Now for the other side of things…
The people who rightly oppose the racist yahoos often go too far in over-correcting. Whatever the legal semantics between indentured servitude and chattel slavery were, it was a distinction without a difference for the people involved. Yes, there was technically an end date to the period of forced labor, but in practice there was not much to stop the British masters from working their Irish “servants” to death before that. These “servants” didn’t exactly go over there willingly.
Even if there was no element of Irish oppression to Caribbean history in the 1600s, that doesn’t stop some over-correctors from going on to assert that the Irish never had it that bad at any point. Using inverse logic of the Confederate flag wavers, some will argue that because the Irish are “white” (again, see above for why I view that as infuriating), Ireland wasn’t REALLY a colony, Irish identity can’t be radical or revolutionary: in other words, “stop complaining, Paddy!” Thus, a legitimate take-down of Confederate white supremacists who have nothing to do with the Irish people turns into Irish Holocaust denial, if you will. The Great Hunger, centuries of apartheid, dispossession beginning with the Tudors, and the genocidal massacres of Cromwell (which we know DID happen), and the continued British occupation of the North in defiance of the Irish people – I have seen all of these dismissed out of hand by my fellow progressives here in the U.S.
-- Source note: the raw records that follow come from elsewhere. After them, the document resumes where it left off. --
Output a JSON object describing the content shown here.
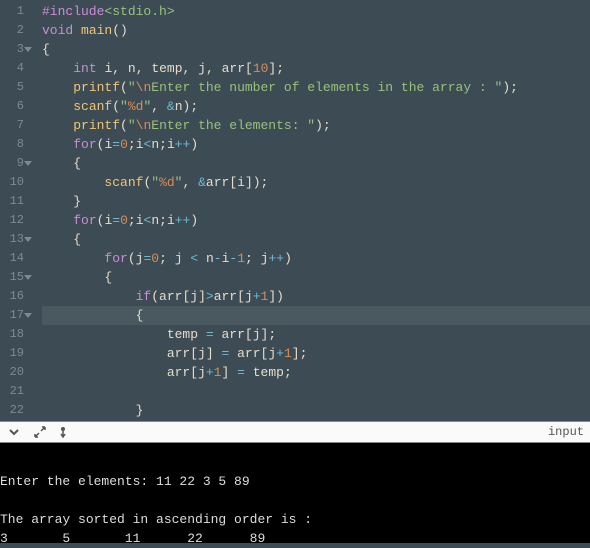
{
  "editor": {
    "current_line": 17,
    "lines": [
      {
        "n": 1,
        "fold": false,
        "html": "<span class='tok-preproc'>#include</span><span class='tok-incfile'>&lt;stdio.h&gt;</span>"
      },
      {
        "n": 2,
        "fold": false,
        "html": "<span class='tok-type'>void</span> <span class='tok-fn'>main</span><span class='tok-punc'>()</span>"
      },
      {
        "n": 3,
        "fold": true,
        "html": "<span class='tok-punc'>{</span>"
      },
      {
        "n": 4,
        "fold": false,
        "html": "    <span class='tok-type'>int</span> <span class='tok-ident'>i</span><span class='tok-punc'>,</span> <span class='tok-ident'>n</span><span class='tok-punc'>,</span> <span class='tok-ident'>temp</span><span class='tok-punc'>,</span> <span class='tok-ident'>j</span><span class='tok-punc'>,</span> <span class='tok-ident'>arr</span><span class='tok-punc'>[</span><span class='tok-num'>10</span><span class='tok-punc'>];</span>"
      },
      {
        "n": 5,
        "fold": false,
        "html": "    <span class='tok-fn'>printf</span><span class='tok-punc'>(</span><span class='tok-str'>\"</span><span class='tok-esc'>\\n</span><span class='tok-str'>Enter the number of elements in the array : \"</span><span class='tok-punc'>);</span>"
      },
      {
        "n": 6,
        "fold": false,
        "html": "    <span class='tok-fn'>scanf</span><span class='tok-punc'>(</span><span class='tok-str'>\"</span><span class='tok-esc'>%d</span><span class='tok-str'>\"</span><span class='tok-punc'>,</span> <span class='tok-op'>&amp;</span><span class='tok-ident'>n</span><span class='tok-punc'>);</span>"
      },
      {
        "n": 7,
        "fold": false,
        "html": "    <span class='tok-fn'>printf</span><span class='tok-punc'>(</span><span class='tok-str'>\"</span><span class='tok-esc'>\\n</span><span class='tok-str'>Enter the elements: \"</span><span class='tok-punc'>);</span>"
      },
      {
        "n": 8,
        "fold": false,
        "html": "    <span class='tok-keyword'>for</span><span class='tok-punc'>(</span><span class='tok-ident'>i</span><span class='tok-op'>=</span><span class='tok-num'>0</span><span class='tok-punc'>;</span><span class='tok-ident'>i</span><span class='tok-op'>&lt;</span><span class='tok-ident'>n</span><span class='tok-punc'>;</span><span class='tok-ident'>i</span><span class='tok-op'>++</span><span class='tok-punc'>)</span>"
      },
      {
        "n": 9,
        "fold": true,
        "html": "    <span class='tok-punc'>{</span>"
      },
      {
        "n": 10,
        "fold": false,
        "html": "        <span class='tok-fn'>scanf</span><span class='tok-punc'>(</span><span class='tok-str'>\"</span><span class='tok-esc'>%d</span><span class='tok-str'>\"</span><span class='tok-punc'>,</span> <span class='tok-op'>&amp;</span><span class='tok-ident'>arr</span><span class='tok-punc'>[</span><span class='tok-ident'>i</span><span class='tok-punc'>]);</span>"
      },
      {
        "n": 11,
        "fold": false,
        "html": "    <span class='tok-punc'>}</span>"
      },
      {
        "n": 12,
        "fold": false,
        "html": "    <span class='tok-keyword'>for</span><span class='tok-punc'>(</span><span class='tok-ident'>i</span><span class='tok-op'>=</span><span class='tok-num'>0</span><span class='tok-punc'>;</span><span class='tok-ident'>i</span><span class='tok-op'>&lt;</span><span class='tok-ident'>n</span><span class='tok-punc'>;</span><span class='tok-ident'>i</span><span class='tok-op'>++</span><span class='tok-punc'>)</span>"
      },
      {
        "n": 13,
        "fold": true,
        "html": "    <span class='tok-punc'>{</span>"
      },
      {
        "n": 14,
        "fold": false,
        "html": "        <span class='tok-keyword'>for</span><span class='tok-punc'>(</span><span class='tok-ident'>j</span><span class='tok-op'>=</span><span class='tok-num'>0</span><span class='tok-punc'>;</span> <span class='tok-ident'>j</span> <span class='tok-op'>&lt;</span> <span class='tok-ident'>n</span><span class='tok-op'>-</span><span class='tok-ident'>i</span><span class='tok-op'>-</span><span class='tok-num'>1</span><span class='tok-punc'>;</span> <span class='tok-ident'>j</span><span class='tok-op'>++</span><span class='tok-punc'>)</span>"
      },
      {
        "n": 15,
        "fold": true,
        "html": "        <span class='tok-punc'>{</span>"
      },
      {
        "n": 16,
        "fold": false,
        "html": "            <span class='tok-keyword'>if</span><span class='tok-punc'>(</span><span class='tok-ident'>arr</span><span class='tok-punc'>[</span><span class='tok-ident'>j</span><span class='tok-punc'>]</span><span class='tok-op'>&gt;</span><span class='tok-ident'>arr</span><span class='tok-punc'>[</span><span class='tok-ident'>j</span><span class='tok-op'>+</span><span class='tok-num'>1</span><span class='tok-punc'>])</span>"
      },
      {
        "n": 17,
        "fold": true,
        "html": "            <span class='tok-punc'>{</span>"
      },
      {
        "n": 18,
        "fold": false,
        "html": "                <span class='tok-ident'>temp</span> <span class='tok-op'>=</span> <span class='tok-ident'>arr</span><span class='tok-punc'>[</span><span class='tok-ident'>j</span><span class='tok-punc'>];</span>"
      },
      {
        "n": 19,
        "fold": false,
        "html": "                <span class='tok-ident'>arr</span><span class='tok-punc'>[</span><span class='tok-ident'>j</span><span class='tok-punc'>]</span> <span class='tok-op'>=</span> <span class='tok-ident'>arr</span><span class='tok-punc'>[</span><span class='tok-ident'>j</span><span class='tok-op'>+</span><span class='tok-num'>1</span><span class='tok-punc'>];</span>"
      },
      {
        "n": 20,
        "fold": false,
        "html": "                <span class='tok-ident'>arr</span><span class='tok-punc'>[</span><span class='tok-ident'>j</span><span class='tok-op'>+</span><span class='tok-num'>1</span><span class='tok-punc'>]</span> <span class='tok-op'>=</span> <span class='tok-ident'>temp</span><span class='tok-punc'>;</span>"
      },
      {
        "n": 21,
        "fold": false,
        "html": ""
      },
      {
        "n": 22,
        "fold": false,
        "html": "            <span class='tok-punc'>}</span>"
      }
    ]
  },
  "toolbar": {
    "right_label": "input"
  },
  "terminal": {
    "content": "\nEnter the elements: 11 22 3 5 89\n\nThe array sorted in ascending order is :\n3       5       11      22      89"
  }
}
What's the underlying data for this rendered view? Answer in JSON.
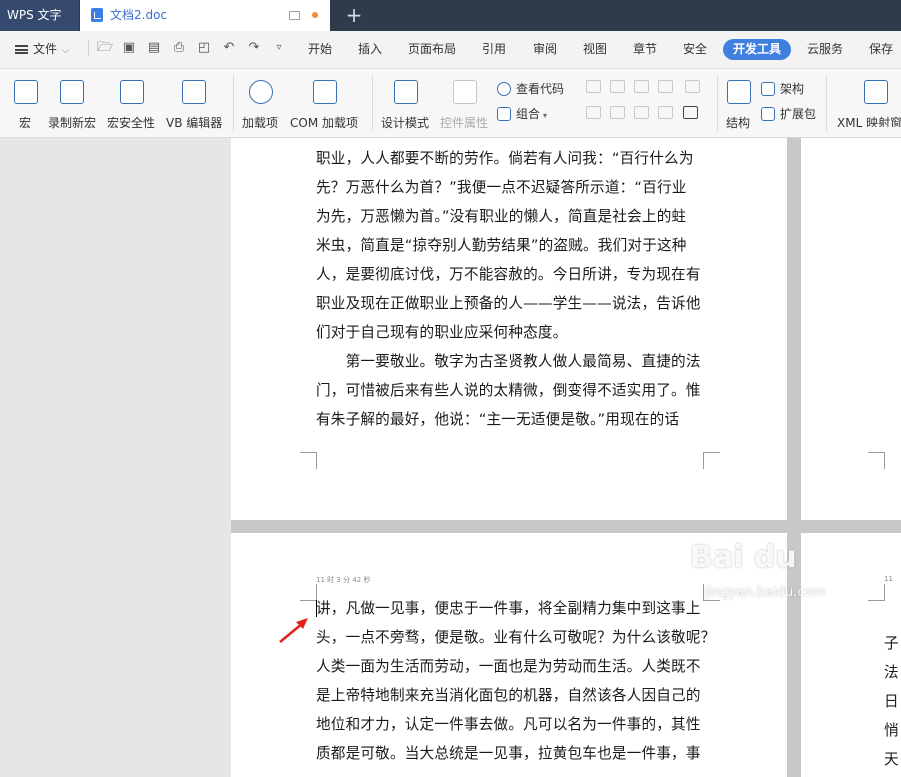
{
  "title_bar": {
    "app_name": "WPS 文字",
    "document_tab": "文档2.doc",
    "new_tab_symbol": "+",
    "unsaved_dot_color": "#f08c3a"
  },
  "menu": {
    "file_label": "文件",
    "items": [
      "开始",
      "插入",
      "页面布局",
      "引用",
      "审阅",
      "视图",
      "章节",
      "安全"
    ],
    "active_item": "开发工具",
    "after_items": [
      "云服务",
      "保存到"
    ],
    "accent_color": "#3f7fe0"
  },
  "quick_access_icons": [
    "open-folder-icon",
    "save-icon",
    "export-pdf-icon",
    "print-icon",
    "print-preview-icon",
    "undo-icon",
    "redo-icon",
    "more-icon"
  ],
  "ribbon": {
    "macro": "宏",
    "record_macro": "录制新宏",
    "macro_security": "宏安全性",
    "vb_editor": "VB 编辑器",
    "addins": "加载项",
    "com_addins": "COM 加载项",
    "design_mode": "设计模式",
    "control_properties": "控件属性",
    "view_code": "查看代码",
    "group": "组合",
    "structure": "结构",
    "schema": "架构",
    "expansion_pack": "扩展包",
    "xml_mapping": "XML 映射窗"
  },
  "document": {
    "page1_lines": [
      "职业，人人都要不断的劳作。倘若有人问我：“百行什么为",
      "先？万恶什么为首？”我便一点不迟疑答所示道：“百行业",
      "为先，万恶懒为首。”没有职业的懒人，简直是社会上的蛀",
      "米虫，简直是“掠夺别人勤劳结果”的盗贼。我们对于这种",
      "人，是要彻底讨伐，万不能容赦的。今日所讲，专为现在有",
      "职业及现在正做职业上预备的人——学生——说法，告诉他",
      "们对于自己现有的职业应采何种态度。",
      "　　第一要敬业。敬字为古圣贤教人做人最简易、直捷的法",
      "门，可惜被后来有些人说的太精微，倒变得不适实用了。惟",
      "有朱子解的最好，他说：“主一无适便是敬。”用现在的话"
    ],
    "header_note": "11 时 3 分 42 秒",
    "header_note_right": "11",
    "page2_lines": [
      "讲，凡做一见事，便忠于一件事，将全副精力集中到这事上",
      "头，一点不旁骛，便是敬。业有什么可敬呢？为什么该敬呢？",
      "人类一面为生活而劳动，一面也是为劳动而生活。人类既不",
      "是上帝特地制来充当消化面包的机器，自然该各人因自己的",
      "地位和才力，认定一件事去做。凡可以名为一件事的，其性",
      "质都是可敬。当大总统是一见事，拉黄包车也是一件事，事"
    ],
    "right_page_chars": [
      "子",
      "法",
      "日",
      "悄",
      "天"
    ]
  },
  "watermark": {
    "brand": "Bai du",
    "site": "jingyan.baidu.com"
  }
}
These are folks who are out there shouting “No justice, no peace!” for Eric Garner and Michael Brown. These are people who will freak out over a Halloween costume. They’ll participate in Planned Parenthood rallies for abortion rights. Their scope is not limited to the U.S., either. They will gladly stand with Palestine, or demonstrate against U.S. wars in the Middle East. Yet bring up Ireland? Yawning…dismissal…it’s not really a problem…fuck you, Paddy…no place for you in our movement…
But then again, Bernie Sanders was writing to Thatcher on behalf of Irish political prisoners back in 1981. A pity he couldn’t be our 45th President (although with Hillary’s health now in question, who knows what could unfold…?)
Anyway, I hope I’ve shed some light on how this historiography plays out in the U.S.
Thanks for that, LoM. Lot to agree with. On the core issue of slavery versus indenture I think the key difference is ownership. African and Afro-American slaves were owned, as with livestock, by their masters to do with as they wish. That slavery extended to every subsequent generation. Parents, children, grandchildren, great-grandchildren and so on were slaves unless emancipated by their owners (and even then their freedoms were revocable). The Irish indentured were “owned” for the period of their contract, even if unfairly lengthened, and their treatment had some regulation and rule to it. I suppose one could say “indentured slaves” in semantic opposition to “chattel slaves” but I think that detracts from the severity and barbarity of the latter state. The sometimes horrific nature of Irish indenture does not need to be exaggerated by confusion with African and African-American slavery. It stands on its own terrible terms. I think that is what the “white nationalist” are attempting to do. Confuse the savagery of black slavery with the oppression of white indenture to confuse the issue and excuse away the former.
Thanks for the response. Both the Irish and black experiences, as you write, stand on their own terrible terms.
A belated thanks for this, LofM and ASF. It mirrors my experience here in the States exactly.
Glad you found it of interest.